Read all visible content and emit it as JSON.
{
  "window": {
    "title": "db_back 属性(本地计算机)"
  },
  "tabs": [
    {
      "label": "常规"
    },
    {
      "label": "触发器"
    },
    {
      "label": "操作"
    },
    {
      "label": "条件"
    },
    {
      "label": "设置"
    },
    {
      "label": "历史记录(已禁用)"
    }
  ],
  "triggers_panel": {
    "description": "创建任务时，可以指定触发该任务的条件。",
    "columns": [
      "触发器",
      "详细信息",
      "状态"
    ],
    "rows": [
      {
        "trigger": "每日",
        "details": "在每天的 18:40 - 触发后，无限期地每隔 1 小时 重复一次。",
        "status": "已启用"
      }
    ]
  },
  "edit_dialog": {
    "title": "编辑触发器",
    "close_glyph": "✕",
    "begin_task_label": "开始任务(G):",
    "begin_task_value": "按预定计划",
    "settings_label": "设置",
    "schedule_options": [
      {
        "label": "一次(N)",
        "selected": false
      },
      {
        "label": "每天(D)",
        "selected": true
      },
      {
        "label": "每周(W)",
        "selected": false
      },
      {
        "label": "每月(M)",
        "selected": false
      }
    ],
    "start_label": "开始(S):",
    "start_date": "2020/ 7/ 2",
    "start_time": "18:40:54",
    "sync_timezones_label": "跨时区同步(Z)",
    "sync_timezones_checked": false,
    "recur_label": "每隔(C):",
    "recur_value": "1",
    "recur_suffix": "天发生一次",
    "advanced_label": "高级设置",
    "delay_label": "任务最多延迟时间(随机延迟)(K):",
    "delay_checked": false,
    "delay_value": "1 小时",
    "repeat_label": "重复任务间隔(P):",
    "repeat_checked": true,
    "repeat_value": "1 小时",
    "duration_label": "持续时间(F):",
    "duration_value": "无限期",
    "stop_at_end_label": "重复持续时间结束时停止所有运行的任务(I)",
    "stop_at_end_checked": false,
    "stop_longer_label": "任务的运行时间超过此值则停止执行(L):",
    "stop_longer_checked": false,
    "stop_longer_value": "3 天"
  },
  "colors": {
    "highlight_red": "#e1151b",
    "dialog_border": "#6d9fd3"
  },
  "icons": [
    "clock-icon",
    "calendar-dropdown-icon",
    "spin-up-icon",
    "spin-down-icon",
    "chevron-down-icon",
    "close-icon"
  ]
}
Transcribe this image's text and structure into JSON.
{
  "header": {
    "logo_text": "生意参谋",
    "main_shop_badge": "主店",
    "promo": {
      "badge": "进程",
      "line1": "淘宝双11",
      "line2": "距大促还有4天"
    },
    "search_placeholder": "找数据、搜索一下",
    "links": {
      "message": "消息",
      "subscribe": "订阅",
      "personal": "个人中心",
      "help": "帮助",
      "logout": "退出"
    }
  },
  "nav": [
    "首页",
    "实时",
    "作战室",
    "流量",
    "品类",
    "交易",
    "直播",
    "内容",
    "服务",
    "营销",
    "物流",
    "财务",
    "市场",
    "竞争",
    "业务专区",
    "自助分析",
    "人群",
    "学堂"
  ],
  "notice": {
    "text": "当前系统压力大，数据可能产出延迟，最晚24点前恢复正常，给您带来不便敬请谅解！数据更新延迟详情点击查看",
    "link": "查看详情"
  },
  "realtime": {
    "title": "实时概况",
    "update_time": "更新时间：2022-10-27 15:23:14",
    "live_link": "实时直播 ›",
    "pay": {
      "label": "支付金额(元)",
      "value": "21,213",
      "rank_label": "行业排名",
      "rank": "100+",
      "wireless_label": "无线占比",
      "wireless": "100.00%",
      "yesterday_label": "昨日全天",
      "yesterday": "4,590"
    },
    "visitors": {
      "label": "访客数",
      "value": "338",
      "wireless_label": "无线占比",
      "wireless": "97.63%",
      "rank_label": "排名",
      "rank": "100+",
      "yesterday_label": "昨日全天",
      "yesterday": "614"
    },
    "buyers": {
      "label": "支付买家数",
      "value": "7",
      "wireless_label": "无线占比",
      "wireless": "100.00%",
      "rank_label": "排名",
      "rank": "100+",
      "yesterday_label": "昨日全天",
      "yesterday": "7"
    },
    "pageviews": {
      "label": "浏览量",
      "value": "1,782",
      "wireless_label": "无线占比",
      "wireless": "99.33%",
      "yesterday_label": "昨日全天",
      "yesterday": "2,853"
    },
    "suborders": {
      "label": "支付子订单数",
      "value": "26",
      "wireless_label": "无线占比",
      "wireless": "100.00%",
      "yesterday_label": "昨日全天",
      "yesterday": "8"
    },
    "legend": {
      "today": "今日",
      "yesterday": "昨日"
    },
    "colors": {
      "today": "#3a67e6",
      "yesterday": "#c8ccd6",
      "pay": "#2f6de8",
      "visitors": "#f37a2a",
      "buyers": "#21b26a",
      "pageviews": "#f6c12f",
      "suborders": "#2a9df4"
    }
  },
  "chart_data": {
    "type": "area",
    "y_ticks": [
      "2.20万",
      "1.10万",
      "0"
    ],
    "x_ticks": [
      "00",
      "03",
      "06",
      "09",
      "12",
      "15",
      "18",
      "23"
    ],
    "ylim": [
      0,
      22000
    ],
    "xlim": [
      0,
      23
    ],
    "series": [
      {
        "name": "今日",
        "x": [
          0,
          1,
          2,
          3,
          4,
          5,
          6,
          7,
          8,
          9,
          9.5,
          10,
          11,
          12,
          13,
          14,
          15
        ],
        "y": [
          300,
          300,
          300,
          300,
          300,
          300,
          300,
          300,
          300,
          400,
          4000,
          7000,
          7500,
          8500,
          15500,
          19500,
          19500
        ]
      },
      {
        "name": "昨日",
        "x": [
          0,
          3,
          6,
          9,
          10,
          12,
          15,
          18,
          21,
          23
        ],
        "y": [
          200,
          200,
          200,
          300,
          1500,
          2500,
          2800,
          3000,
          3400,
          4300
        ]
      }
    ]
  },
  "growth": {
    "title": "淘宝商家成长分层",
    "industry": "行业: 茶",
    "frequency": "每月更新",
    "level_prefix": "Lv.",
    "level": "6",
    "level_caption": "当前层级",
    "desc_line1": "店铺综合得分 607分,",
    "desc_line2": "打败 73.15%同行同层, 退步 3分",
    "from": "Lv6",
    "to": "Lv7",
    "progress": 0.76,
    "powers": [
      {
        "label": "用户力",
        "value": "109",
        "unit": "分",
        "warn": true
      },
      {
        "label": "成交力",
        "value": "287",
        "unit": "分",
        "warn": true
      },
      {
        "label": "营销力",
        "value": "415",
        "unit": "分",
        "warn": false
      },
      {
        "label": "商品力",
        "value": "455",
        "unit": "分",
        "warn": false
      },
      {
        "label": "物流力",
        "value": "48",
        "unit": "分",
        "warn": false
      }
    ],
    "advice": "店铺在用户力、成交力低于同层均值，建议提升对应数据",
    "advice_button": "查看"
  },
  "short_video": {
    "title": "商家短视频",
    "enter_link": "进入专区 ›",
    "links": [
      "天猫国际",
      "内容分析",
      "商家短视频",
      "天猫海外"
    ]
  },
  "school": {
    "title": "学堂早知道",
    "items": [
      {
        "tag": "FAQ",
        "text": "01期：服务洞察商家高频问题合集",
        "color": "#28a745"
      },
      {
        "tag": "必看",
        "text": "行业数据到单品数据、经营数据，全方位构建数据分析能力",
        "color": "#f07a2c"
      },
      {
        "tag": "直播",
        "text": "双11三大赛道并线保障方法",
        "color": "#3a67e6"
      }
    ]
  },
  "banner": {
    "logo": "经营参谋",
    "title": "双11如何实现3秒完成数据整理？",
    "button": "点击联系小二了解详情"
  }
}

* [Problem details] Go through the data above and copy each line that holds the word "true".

* [Answer box]
        "selected": true
    "repeat_checked": true,
        "warn": true
        "warn": true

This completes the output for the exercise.